Radar is an acronym for Radio Detection And Ranging. It is a system which was developed during the Second World War to measure the distance and speed of objects using radio waves. It served as an early warning system, detecting distant enemy aircraft, which were otherwise undetectable with the naked eye.
A radar system can be used to detect an object's location and speed. The system works using a transmitter, a transmitting and receiving antenna (sometimes these are two separate antennae, but often only one will be used for both roles), and a processor. First, a pulse of electromagnetic radiation, normally radio or microwaves, is sent from the radar system. If the pulse reaches a solid object it will reflect off the object. This reflected wave is then detected by the receiving antenna and processed giving the user information about the object's location and speed.
Heinrich Hertz found that radio waves could be reflected off solid objects in 1886 and German physicist Christian Hülsmeyer was the first person to develop a system that could use radio waves to detect solid objects. In 1934 at the start of the Second World War, there were rumors that the Germans were creating a death ray. Robert Alexander Watson-Watt was asked to investigate the feasibility of such an idea. He calculated it would be impossible to create ray that could destroy anything, but it prompted him to think about other uses for radio waves. He created the first workable detection system using radio waves in 1935.

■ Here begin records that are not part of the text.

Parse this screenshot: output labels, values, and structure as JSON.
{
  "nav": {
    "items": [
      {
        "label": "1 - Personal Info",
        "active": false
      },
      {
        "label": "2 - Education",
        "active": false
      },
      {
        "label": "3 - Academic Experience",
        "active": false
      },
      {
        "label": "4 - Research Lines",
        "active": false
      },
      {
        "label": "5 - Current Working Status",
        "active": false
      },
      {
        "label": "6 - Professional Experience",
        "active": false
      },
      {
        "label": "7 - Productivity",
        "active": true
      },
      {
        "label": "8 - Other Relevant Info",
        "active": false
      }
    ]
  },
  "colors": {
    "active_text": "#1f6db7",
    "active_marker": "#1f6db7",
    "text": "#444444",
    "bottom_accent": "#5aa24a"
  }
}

This system was rolled out all along the British coast, allowing the British military to have early warning of any incoming enemy bombers. Watson-Watts achievements are believed to have changed the outcome of the Second World War for the allied side. Watson-Watt was knighted in 1942 and given the US Medal of Merit in 1946 for his work on radar. The term radar was coined by the US Navy in 1939. Radar systems are now used all over the world for a number of civilian and military uses.